Electric vehicles (EVs) got a good showing in Philip Hammond’s Budget on Wednesday, with a new £400 million fund for charge points, an extra £100 million to make EVs cheaper to buy, and a further £40 million for EV innovation. There were also tax tweaks for workplace charging and diesel cars and a plan to electrify the Government vehicle fleet.
As soon as possible
This raft of measures is very encouraging (although some rather less so than others). But my favourite bit was when the Chancellor said that moving to electric cars is “a change that needs to come as soon as possible for our planet”.
However, the UK is planning to continue selling fossil fuelled cars for another 22 and a bit years (265 months). Is that really “as soon as possible”?
We don’t think so. Just like renewables, the costs of EV batteries are falling faster than anybody predicted. And just like renewables, EVs enjoy high levels of public support. 40% of people around the world planning to buy a car within the next five years saying they are likely to buy all-electric.
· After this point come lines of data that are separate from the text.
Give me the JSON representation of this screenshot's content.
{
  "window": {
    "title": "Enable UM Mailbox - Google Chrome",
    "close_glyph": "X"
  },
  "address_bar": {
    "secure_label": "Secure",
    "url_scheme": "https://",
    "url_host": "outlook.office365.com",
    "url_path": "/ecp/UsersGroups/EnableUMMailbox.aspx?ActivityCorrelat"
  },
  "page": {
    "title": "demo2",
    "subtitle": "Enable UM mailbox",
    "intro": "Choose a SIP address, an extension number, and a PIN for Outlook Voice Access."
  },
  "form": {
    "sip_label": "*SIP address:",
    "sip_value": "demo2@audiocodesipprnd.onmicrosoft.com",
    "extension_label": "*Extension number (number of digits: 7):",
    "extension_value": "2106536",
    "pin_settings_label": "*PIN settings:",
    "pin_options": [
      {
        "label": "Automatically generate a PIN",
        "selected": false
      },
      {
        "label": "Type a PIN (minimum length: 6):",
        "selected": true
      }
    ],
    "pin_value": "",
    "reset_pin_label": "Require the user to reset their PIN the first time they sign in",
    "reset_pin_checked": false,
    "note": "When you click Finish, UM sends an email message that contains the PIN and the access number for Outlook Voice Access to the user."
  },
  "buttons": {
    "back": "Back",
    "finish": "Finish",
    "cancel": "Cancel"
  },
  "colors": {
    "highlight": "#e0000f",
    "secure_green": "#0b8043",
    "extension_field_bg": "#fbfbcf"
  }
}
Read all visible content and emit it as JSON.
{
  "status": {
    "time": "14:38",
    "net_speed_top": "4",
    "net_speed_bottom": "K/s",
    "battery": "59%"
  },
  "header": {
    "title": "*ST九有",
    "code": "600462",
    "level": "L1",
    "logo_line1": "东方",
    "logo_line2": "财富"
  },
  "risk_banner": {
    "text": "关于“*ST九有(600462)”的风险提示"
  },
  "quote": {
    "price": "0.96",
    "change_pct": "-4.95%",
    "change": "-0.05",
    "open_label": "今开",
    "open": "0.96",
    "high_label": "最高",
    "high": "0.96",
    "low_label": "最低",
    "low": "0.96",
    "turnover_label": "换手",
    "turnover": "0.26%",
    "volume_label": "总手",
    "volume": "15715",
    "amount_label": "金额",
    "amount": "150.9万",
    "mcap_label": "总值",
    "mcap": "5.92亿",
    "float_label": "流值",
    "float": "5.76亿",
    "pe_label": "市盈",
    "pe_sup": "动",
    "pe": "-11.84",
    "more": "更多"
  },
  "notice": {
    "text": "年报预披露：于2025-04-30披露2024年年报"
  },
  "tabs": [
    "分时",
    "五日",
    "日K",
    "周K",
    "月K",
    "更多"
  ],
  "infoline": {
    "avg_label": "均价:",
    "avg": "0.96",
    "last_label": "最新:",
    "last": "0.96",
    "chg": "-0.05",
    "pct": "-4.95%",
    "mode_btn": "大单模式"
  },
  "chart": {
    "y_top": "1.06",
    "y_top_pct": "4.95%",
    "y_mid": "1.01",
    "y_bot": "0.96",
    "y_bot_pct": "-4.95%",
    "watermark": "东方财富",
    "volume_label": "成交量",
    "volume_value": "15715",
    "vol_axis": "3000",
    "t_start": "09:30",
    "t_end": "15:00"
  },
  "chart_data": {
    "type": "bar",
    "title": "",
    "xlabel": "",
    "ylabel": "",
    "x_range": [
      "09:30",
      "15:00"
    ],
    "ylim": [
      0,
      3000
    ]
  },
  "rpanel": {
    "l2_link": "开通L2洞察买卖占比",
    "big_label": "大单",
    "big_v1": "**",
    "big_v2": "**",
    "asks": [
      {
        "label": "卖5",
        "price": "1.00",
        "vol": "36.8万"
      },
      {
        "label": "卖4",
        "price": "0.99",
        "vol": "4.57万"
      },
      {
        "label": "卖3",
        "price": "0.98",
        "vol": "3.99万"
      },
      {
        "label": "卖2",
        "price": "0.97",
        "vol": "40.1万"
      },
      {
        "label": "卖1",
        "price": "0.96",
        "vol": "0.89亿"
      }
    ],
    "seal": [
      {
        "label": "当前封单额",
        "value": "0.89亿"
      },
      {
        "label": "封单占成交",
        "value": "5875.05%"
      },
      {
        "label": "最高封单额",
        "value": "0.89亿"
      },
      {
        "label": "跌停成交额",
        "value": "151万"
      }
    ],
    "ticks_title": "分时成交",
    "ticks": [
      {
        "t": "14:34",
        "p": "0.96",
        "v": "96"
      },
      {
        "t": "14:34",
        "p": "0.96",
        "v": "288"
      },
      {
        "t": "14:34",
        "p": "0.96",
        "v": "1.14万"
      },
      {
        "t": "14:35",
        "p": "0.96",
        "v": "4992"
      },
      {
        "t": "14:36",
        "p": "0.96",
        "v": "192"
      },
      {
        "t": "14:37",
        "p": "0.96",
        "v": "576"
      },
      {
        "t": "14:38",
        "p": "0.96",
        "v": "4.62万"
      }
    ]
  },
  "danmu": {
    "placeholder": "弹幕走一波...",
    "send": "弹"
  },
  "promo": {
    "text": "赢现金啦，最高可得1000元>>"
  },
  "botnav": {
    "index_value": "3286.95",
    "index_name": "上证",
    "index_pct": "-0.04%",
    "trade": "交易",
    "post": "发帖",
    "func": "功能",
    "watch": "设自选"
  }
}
Internationally, the UK is lagging way behind other countries. We currently sit joint-bottom of the league of countries’ EV targets, behind India, Ireland and Slovenia, among others. China is also making huge strides, making up more than half of global EV sales in Q3 2017.
It’s not just countries that are racing ahead either. Cities like Paris and Oxford are planning to ban exhaust-spewing cars from their streets by 2030 and 2020 respectively. Uber is planning to go 100% hybrid or electric in London from 2020, which makes the new target announced in the Budget, for the UK central Government fleet to go 25% electric by 2022, seem a little tame. Even the manufacturers are powering ahead. Jaguar Land Rover and Volvo, for example, are committing to putting electric motors in all their cars within three years.
WWF are asking the Government to show ambition, reaffirm its international leadership in tackling climate change and driving innovation by bringing forward their target to 2030. This will help clear up the filthy air we are breathing at the roadside and cut carbon emissions closer to the pace required by the Paris Agreement.
Politically, there are two big prizes to increasing the ambition of the EV target.
Firstly, the countries that are quickest to embrace EVs will secure the most investment and jobs in this new industry. This includes the production of the vehicles, batteries and charge points, plus new jobs in EV servicing and battery repurposing. In the context of Brexit, potential investors need reassurances that the UK is the right bet for their cash. A strong target makes a bold statement that will help convince investors to put their money into UK plc.
But just as importantly, this increase in ambition would also show that the UK remains a major diplomatic force for good post-Brexit. Increasing ambition is the name of the game in the UN climate talks over the next 12 months. This is because of a process created at the most recent talks in Bonn called the Talanoa Dialogue.
WWF had a major presence at these talks (known as COP23), with around 140 pandas attending in total. Our first ever pavilion (the “Panda Hub”) hosted over 50 events advancing the debate on climate action. This included a forum on electric vehicles, with a keynote speech by Scottish Environment Minister, Roseanna Cunningham, and a panel discussion with leaders from cities, car makers, the finance sector and academia.
Roseanna Cunningham highlighted Scotland’s 2032 target to phase out non-EVs, “well ahead of the 2040 target from the UK Government”. Vice Mayor of Oslo Lan Marie Berg explained how her city was leading the way on climate change and EVs. Oslo is working to treble the number of free public charging points and make all cars in the city electric by 2030. When we asked the audience when petrol and diesel cars should be phased out, over half replied 2030 or sooner.
Time to bring the UK’s EV target forward to 2030
The UK is looking to end the scourge of deadly air pollution. It’s looking to attract investment and create new high-tech EV jobs. And it’s looking to raise its climate ambition in line with the Paris Agreement. So bringing forward its EVs target to 2030 feels like a no-brainer for the UK Government’s forthcoming EV strategy next March.
By James Beard and Ralph Palmer